I received this book in exchange for an honest review.
SYNOPSIS: Two girls go missing, decades apart. What would you do if one was your daughter?
When eight-year-old Grace goes missing from a sweetshop on the way home from school, her mother Emma is plunged into a nightmare. Her family rallies around, but as the police hunt begins, cracks begin to emerge.
What are the secret emails sent between Emma’s husband and her sister? Why does her mother take so long to join the search? And is Emma really as innocent as she seems?
Meanwhile, ageing widow Maggie Taylor sees Grace’s picture in the newspaper. It’s a photograph that jolts her from the pain of her existence into a spiralling obsession with another girl – the first girl who disappeared… – via Goodreads
I don’t know. This book. I really thought it was going to be so more than it ultimately was, and so many people raved about it. I should have known from early on it wasn’t going to be my jam.

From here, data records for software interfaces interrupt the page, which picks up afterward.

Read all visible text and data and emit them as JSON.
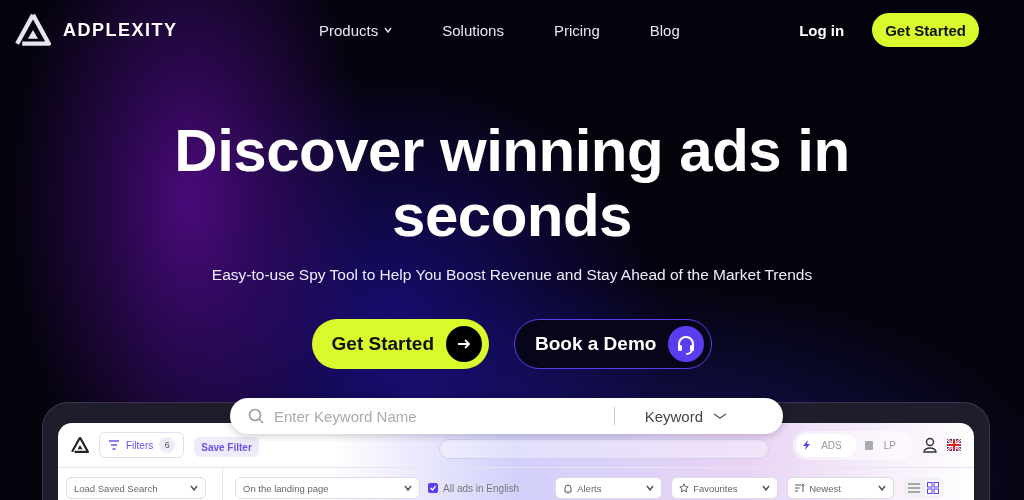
{
  "brand": {
    "name": "ADPLEXITY"
  },
  "nav": {
    "links": [
      {
        "label": "Products",
        "dropdown": true
      },
      {
        "label": "Solutions",
        "dropdown": false
      },
      {
        "label": "Pricing",
        "dropdown": false
      },
      {
        "label": "Blog",
        "dropdown": false
      }
    ],
    "login": "Log in",
    "cta": "Get Started"
  },
  "hero": {
    "headline_lines": [
      "Discover winning ads in",
      "seconds"
    ],
    "subtitle": "Easy-to-use Spy Tool to Help You Boost Revenue and Stay Ahead of the Market Trends",
    "primary_button": "Get Started",
    "secondary_button": "Book a Demo"
  },
  "search": {
    "placeholder": "Enter Keyword Name",
    "type": "Keyword"
  },
  "app": {
    "filters_button": "Filters",
    "filters_count": "6",
    "save_filter": "Save Filter",
    "mode_toggle": [
      {
        "label": "ADS",
        "selected": true
      },
      {
        "label": "LP",
        "selected": false
      }
    ],
    "saved_search": {
      "placeholder": "Load Saved Search"
    },
    "search_scope": "On the landing page",
    "english_only": {
      "label": "All ads in English",
      "checked": true
    },
    "dropdowns": [
      {
        "label": "Alerts",
        "kind": "alerts"
      },
      {
        "label": "Favourites",
        "kind": "favourites"
      },
      {
        "label": "Newest",
        "kind": "sort"
      }
    ],
    "views": [
      {
        "kind": "list",
        "selected": false
      },
      {
        "kind": "grid",
        "selected": true
      }
    ]
  }
}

I just felt it in my bones, and yet I foolishly soldiered on. The completist in me. Pfffffff.
Right off the bat, the characters. Oh. My. Gosh. I resented them all. The only one that was nice was Jim, the only one I didn’t mind reading about. It also didn’t help at all that none of the characters ever had their own voice. Which is frustrating as hell because every chapter is from someone else’s perspective, and the only person you can distinctly pick out from the pages is Maggie. This was really maddening. Like really, really frustrating. Not liking any of the characters didn’t help at all, because I couldn’t give a damn about their situation, the present, the past, nothing, and this book is all about that.

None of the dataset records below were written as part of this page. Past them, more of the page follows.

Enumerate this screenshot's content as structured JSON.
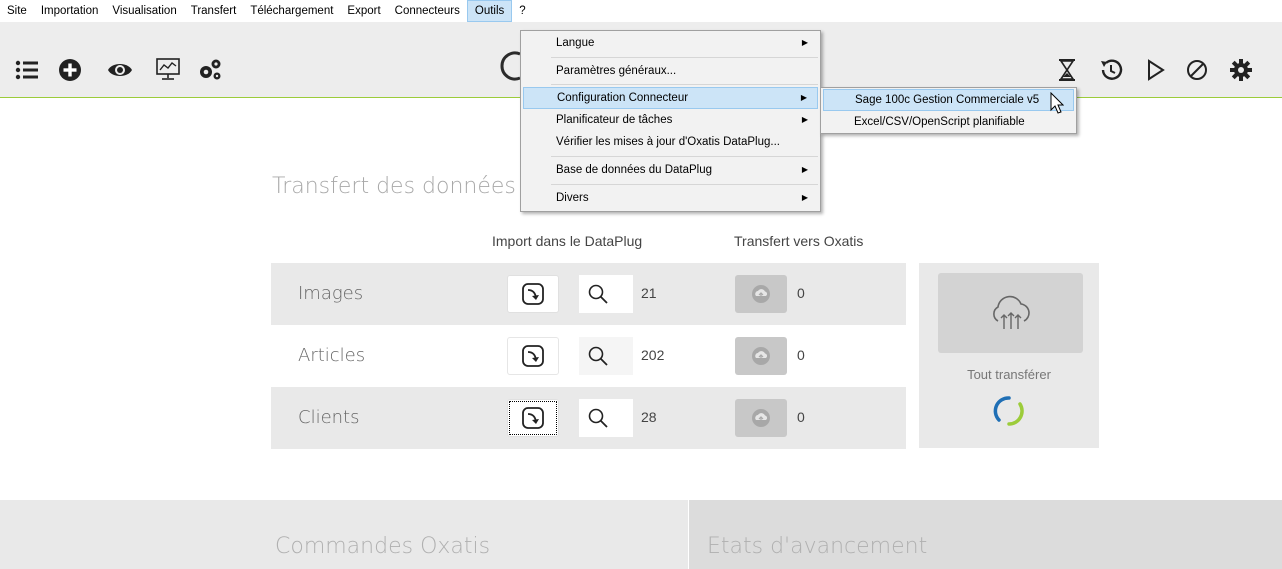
{
  "menubar": {
    "items": [
      "Site",
      "Importation",
      "Visualisation",
      "Transfert",
      "Téléchargement",
      "Export",
      "Connecteurs",
      "Outils",
      "?"
    ]
  },
  "toolbar": {
    "left_icons": [
      "list-icon",
      "plus-circle-icon",
      "eye-icon",
      "monitor-chart-icon",
      "gears-icon"
    ],
    "right_icons": [
      "hourglass-icon",
      "history-icon",
      "play-icon",
      "cancel-icon",
      "gear-icon"
    ]
  },
  "dropdown": {
    "items": [
      {
        "label": "Langue",
        "submenu": true
      },
      {
        "label": "Paramètres généraux...",
        "submenu": false
      },
      {
        "label": "Configuration Connecteur",
        "submenu": true,
        "highlighted": true
      },
      {
        "label": "Planificateur de tâches",
        "submenu": true
      },
      {
        "label": "Vérifier les mises à jour d'Oxatis DataPlug...",
        "submenu": false
      },
      {
        "label": "Base de données du DataPlug",
        "submenu": true
      },
      {
        "label": "Divers",
        "submenu": true
      }
    ]
  },
  "submenu": {
    "items": [
      {
        "label": "Sage 100c Gestion Commerciale v5",
        "highlighted": true
      },
      {
        "label": "Excel/CSV/OpenScript planifiable"
      }
    ]
  },
  "main": {
    "title": "Transfert des données",
    "col_import": "Import dans le DataPlug",
    "col_transfer": "Transfert vers Oxatis",
    "rows": [
      {
        "label": "Images",
        "count": "21",
        "transfer_count": "0"
      },
      {
        "label": "Articles",
        "count": "202",
        "transfer_count": "0"
      },
      {
        "label": "Clients",
        "count": "28",
        "transfer_count": "0"
      }
    ],
    "transfer_all": "Tout transférer"
  },
  "bottom": {
    "left": "Commandes Oxatis",
    "right": "Etats d'avancement"
  },
  "colors": {
    "accent_green": "#9ccc3a",
    "menu_highlight": "#cce4f7",
    "spinner_blue": "#1f6fb5"
  }
}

I was also not a fan of the writing – it was really stinted and didn’t flow nicely. The story gets told, but it comes across as erratic, and the plot twist that comes along later is not delivered super smoothly at all, it is something you sort of wonder about, especially with the plot device that the author is deliberately trying to shove down your throat, so insistently that eventually you are wondering if she would be so bold as to be so honest.
I did not appreciate the chapter division – like the perspective from a multitude of characters. This style can work for some books, but it didn’t really work here, and I think that is primarily because the characters all ran into each other, there were no major differences between them, and it was hard to keep track of who was who as they all sounded the same. Also, all the characters being equally messed up, selfish and overall meh contributed toward this. 99 Red Balloons also felt like it was going around and around in circles, not really going anywhere – it felt like an awfully long read. I feel it could have been a lot shorter than it ultimately was.

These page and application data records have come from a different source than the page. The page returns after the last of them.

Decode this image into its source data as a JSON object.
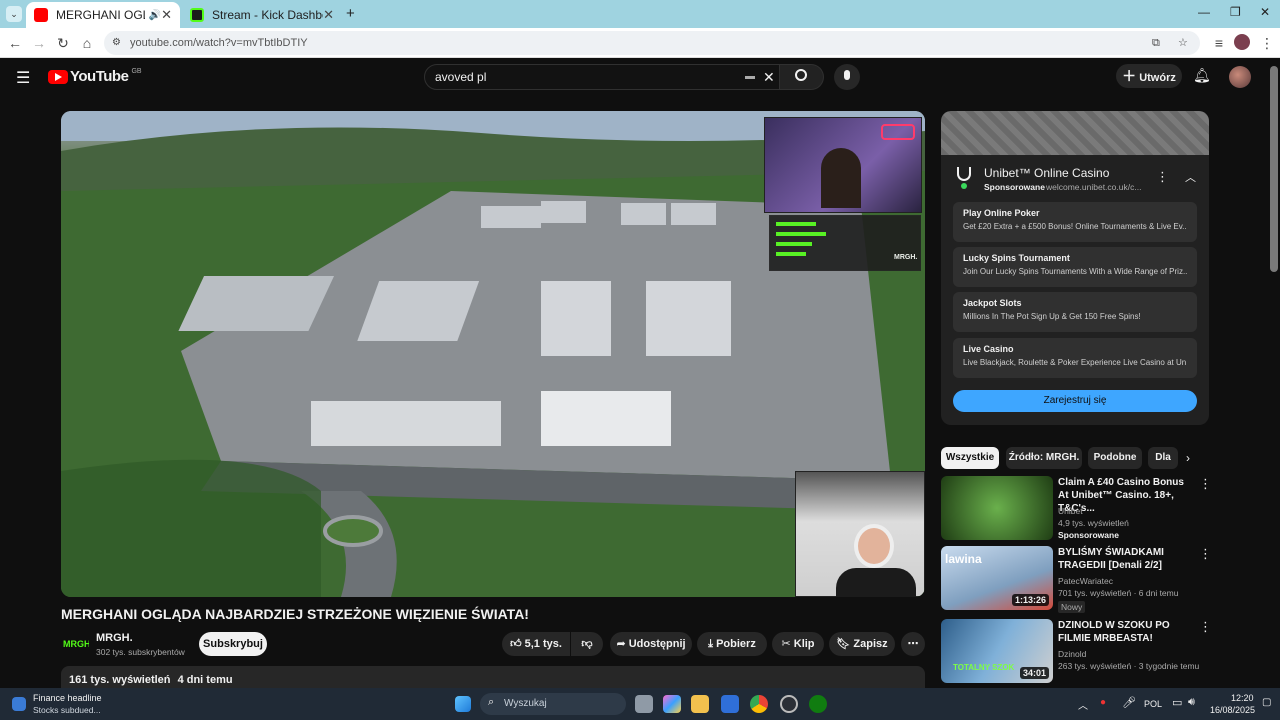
{
  "browser": {
    "tabs": [
      {
        "title": "MERGHANI OGLĄDA NAJBARDZ",
        "active": true
      },
      {
        "title": "Stream - Kick Dashboard",
        "active": false
      }
    ],
    "new_tab_symbol": "+",
    "url": "youtube.com/watch?v=mvTbtIbDTIY"
  },
  "youtube": {
    "logo_text": "YouTube",
    "region": "GB",
    "search_value": "avoved pl",
    "create_label": "Utwórz",
    "video": {
      "title": "MERGHANI OGLĄDA NAJBARDZIEJ STRZEŻONE WIĘZIENIE ŚWIATA!",
      "channel": "MRGH.",
      "subscribers": "302 tys. subskrybentów",
      "subscribe_label": "Subskrybuj",
      "likes": "5,1 tys.",
      "share_label": "Udostępnij",
      "download_label": "Pobierz",
      "clip_label": "Klip",
      "save_label": "Zapisz",
      "views": "161 tys. wyświetleń",
      "age": "4 dni temu",
      "overlay_logo": "MRGH."
    },
    "ad": {
      "name": "Unibet™ Online Casino",
      "sponsored": "Sponsorowane",
      "domain": "welcome.unibet.co.uk/c...",
      "rows": [
        {
          "title": "Play Online Poker",
          "text": "Get £20 Extra + a £500 Bonus! Online Tournaments & Live Ev..."
        },
        {
          "title": "Lucky Spins Tournament",
          "text": "Join Our Lucky Spins Tournaments With a Wide Range of Priz..."
        },
        {
          "title": "Jackpot Slots",
          "text": "Millions In The Pot Sign Up & Get 150 Free Spins!"
        },
        {
          "title": "Live Casino",
          "text": "Live Blackjack, Roulette & Poker Experience Live Casino at Un..."
        }
      ],
      "cta": "Zarejestruj się"
    },
    "chips": [
      "Wszystkie",
      "Źródło: MRGH.",
      "Podobne",
      "Dla"
    ],
    "recommendations": [
      {
        "title": "Claim A £40 Casino Bonus At Unibet™ Casino. 18+, T&C's...",
        "channel": "Unibet",
        "views": "4,9 tys. wyświetleń",
        "badge": "Sponsorowane",
        "duration": ""
      },
      {
        "title": "BYLIŚMY ŚWIADKAMI TRAGEDII [Denali 2/2]",
        "channel": "PatecWariatec",
        "views": "701 tys. wyświetleń · 6 dni temu",
        "badge": "Nowy",
        "duration": "1:13:26",
        "thumb_text": "lawina"
      },
      {
        "title": "DZINOLD W SZOKU PO FILMIE MRBEASTA!",
        "channel": "Dzinold",
        "views": "263 tys. wyświetleń · 3 tygodnie temu",
        "badge": "",
        "duration": "34:01",
        "thumb_text": "TOTALNY SZOK"
      }
    ]
  },
  "taskbar": {
    "widget_title": "Finance headline",
    "widget_sub": "Stocks subdued...",
    "search_placeholder": "Wyszukaj",
    "lang": "POL",
    "time": "12:20",
    "date": "16/08/2025"
  },
  "colors": {
    "youtube_red": "#ff0000",
    "cta_blue": "#3ea6ff",
    "tabstrip": "#9fd3e0"
  }
}
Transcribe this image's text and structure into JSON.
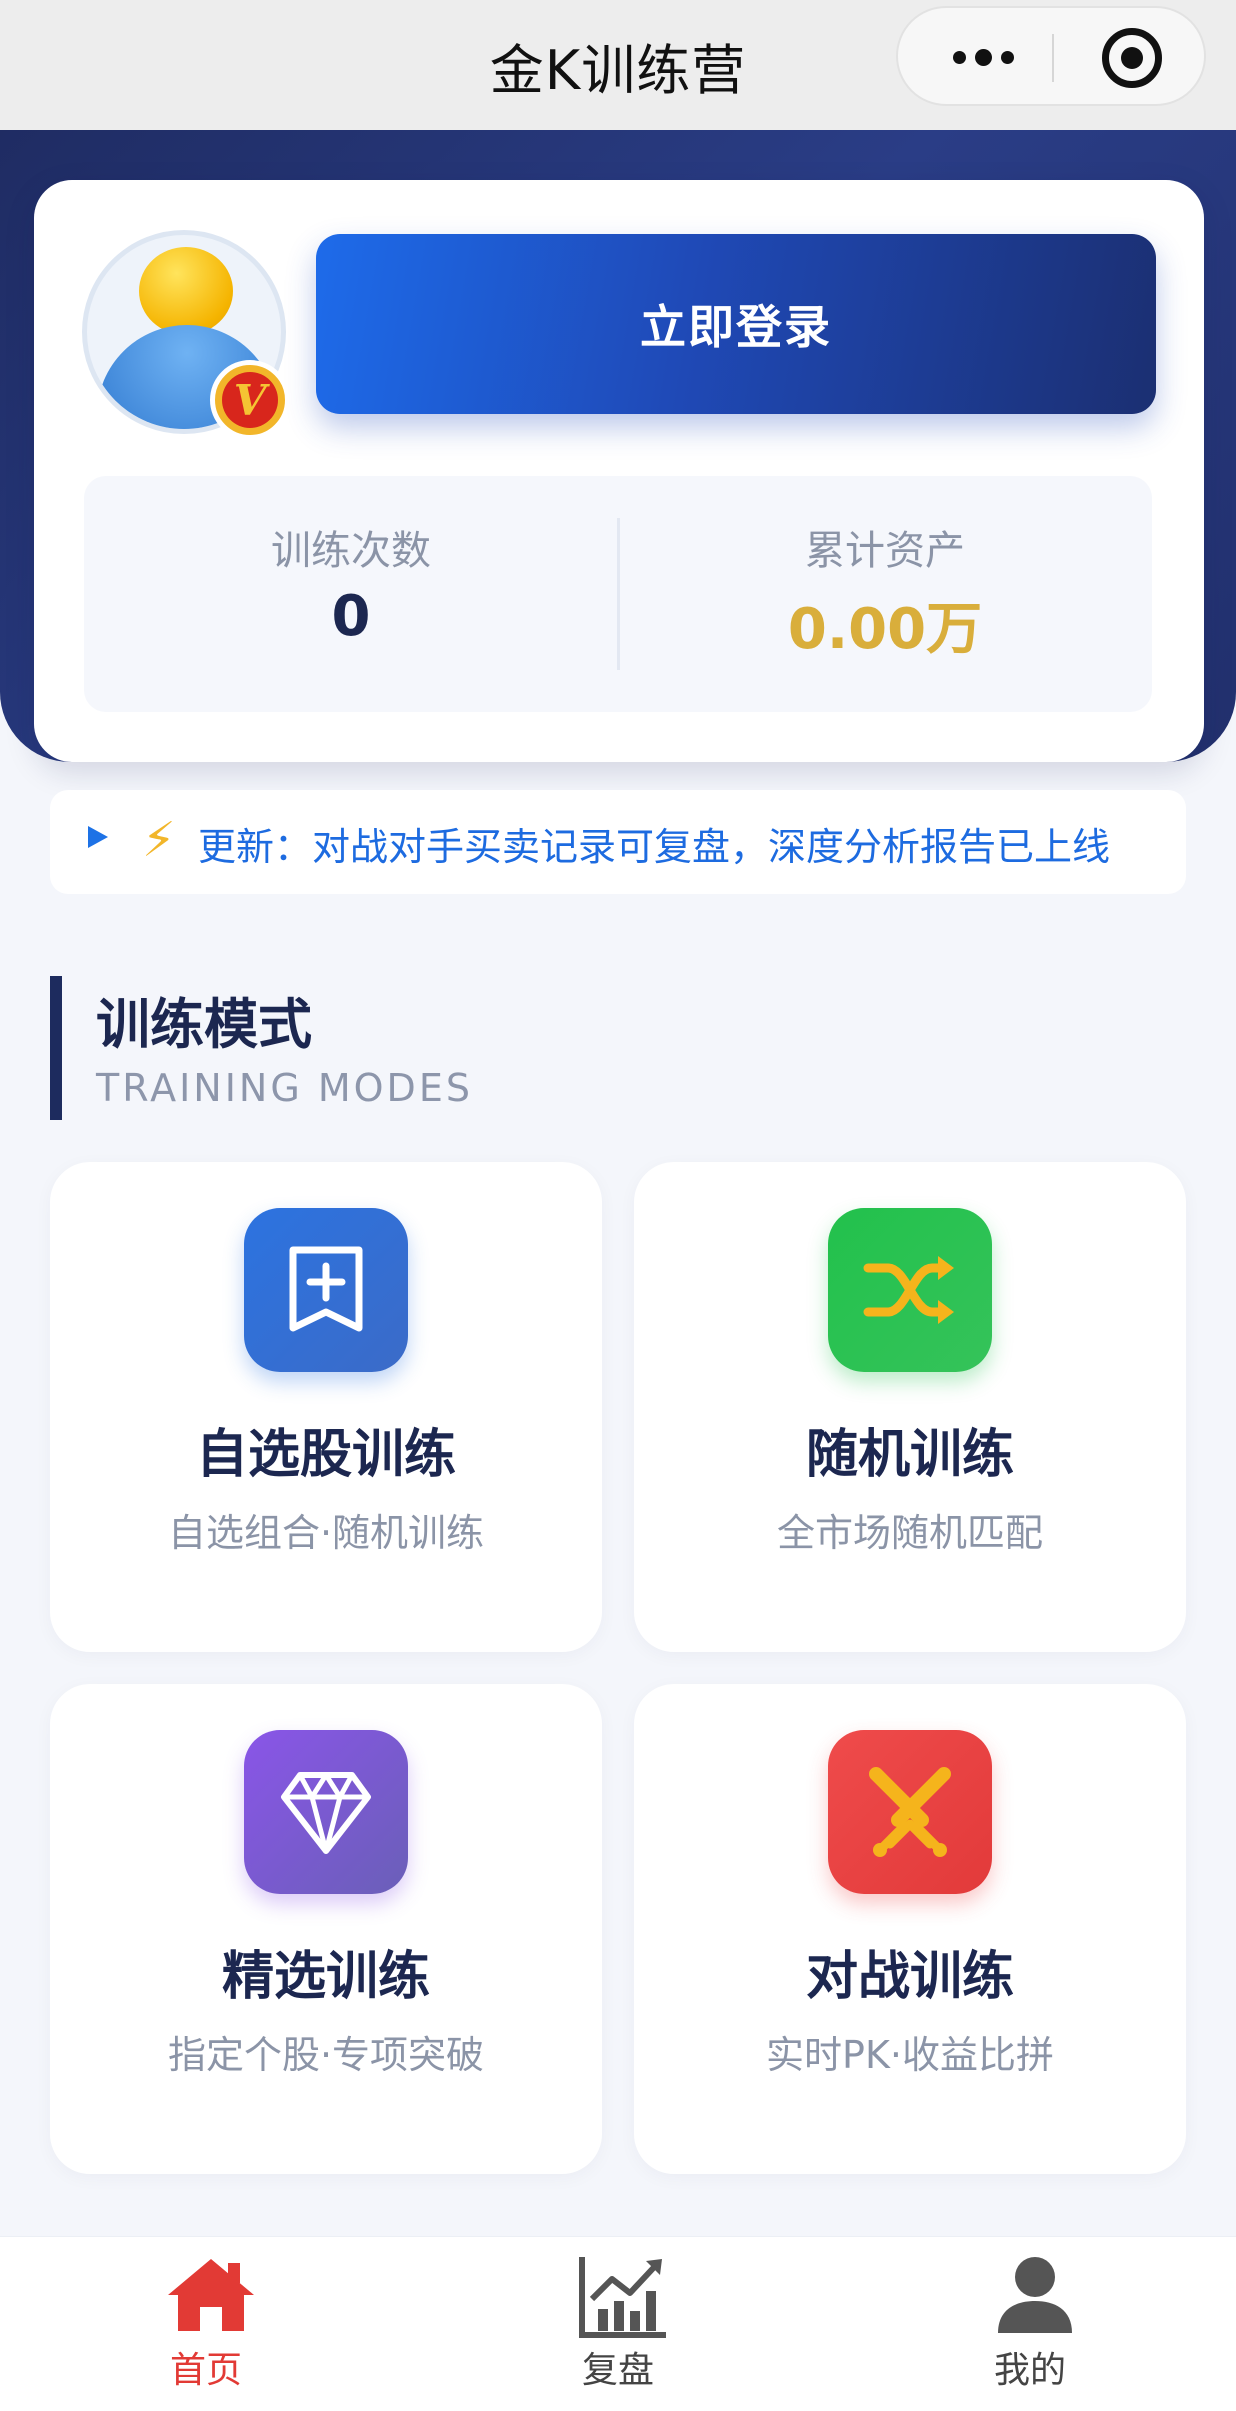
{
  "window": {
    "title": "金K训练营",
    "more_icon": "more-dots-icon",
    "close_icon": "target-icon"
  },
  "profile": {
    "avatar_icon": "user-avatar-icon",
    "badge_letter": "V",
    "login_label": "立即登录",
    "stats": [
      {
        "label": "训练次数",
        "value": "0"
      },
      {
        "label": "累计资产",
        "value": "0.00万"
      }
    ]
  },
  "notice": {
    "icon": "lightning-icon",
    "text": "更新：对战对手买卖记录可复盘，深度分析报告已上线"
  },
  "section": {
    "title": "训练模式",
    "subtitle": "TRAINING MODES"
  },
  "modes": [
    {
      "name": "自选股训练",
      "desc": "自选组合·随机训练",
      "icon": "bookmark-plus-icon",
      "color": "#2c73e0"
    },
    {
      "name": "随机训练",
      "desc": "全市场随机匹配",
      "icon": "shuffle-icon",
      "color": "#22c14c"
    },
    {
      "name": "精选训练",
      "desc": "指定个股·专项突破",
      "icon": "diamond-icon",
      "color": "#8a55e8"
    },
    {
      "name": "对战训练",
      "desc": "实时PK·收益比拼",
      "icon": "crossed-swords-icon",
      "color": "#ef4b4b"
    }
  ],
  "tabbar": {
    "items": [
      {
        "label": "首页",
        "icon": "home-icon",
        "active": true
      },
      {
        "label": "复盘",
        "icon": "chart-icon",
        "active": false
      },
      {
        "label": "我的",
        "icon": "person-icon",
        "active": false
      }
    ],
    "active_color": "#e23a35"
  }
}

Anyway, I don’t think I need to state the obvious that I wasn’t bowled over by this. Seems a lot of people liked it, but it just didn’t work for me. Not the worst book I read this year, but it was really generic for me at the end of the day. I would say skip, but that is just me.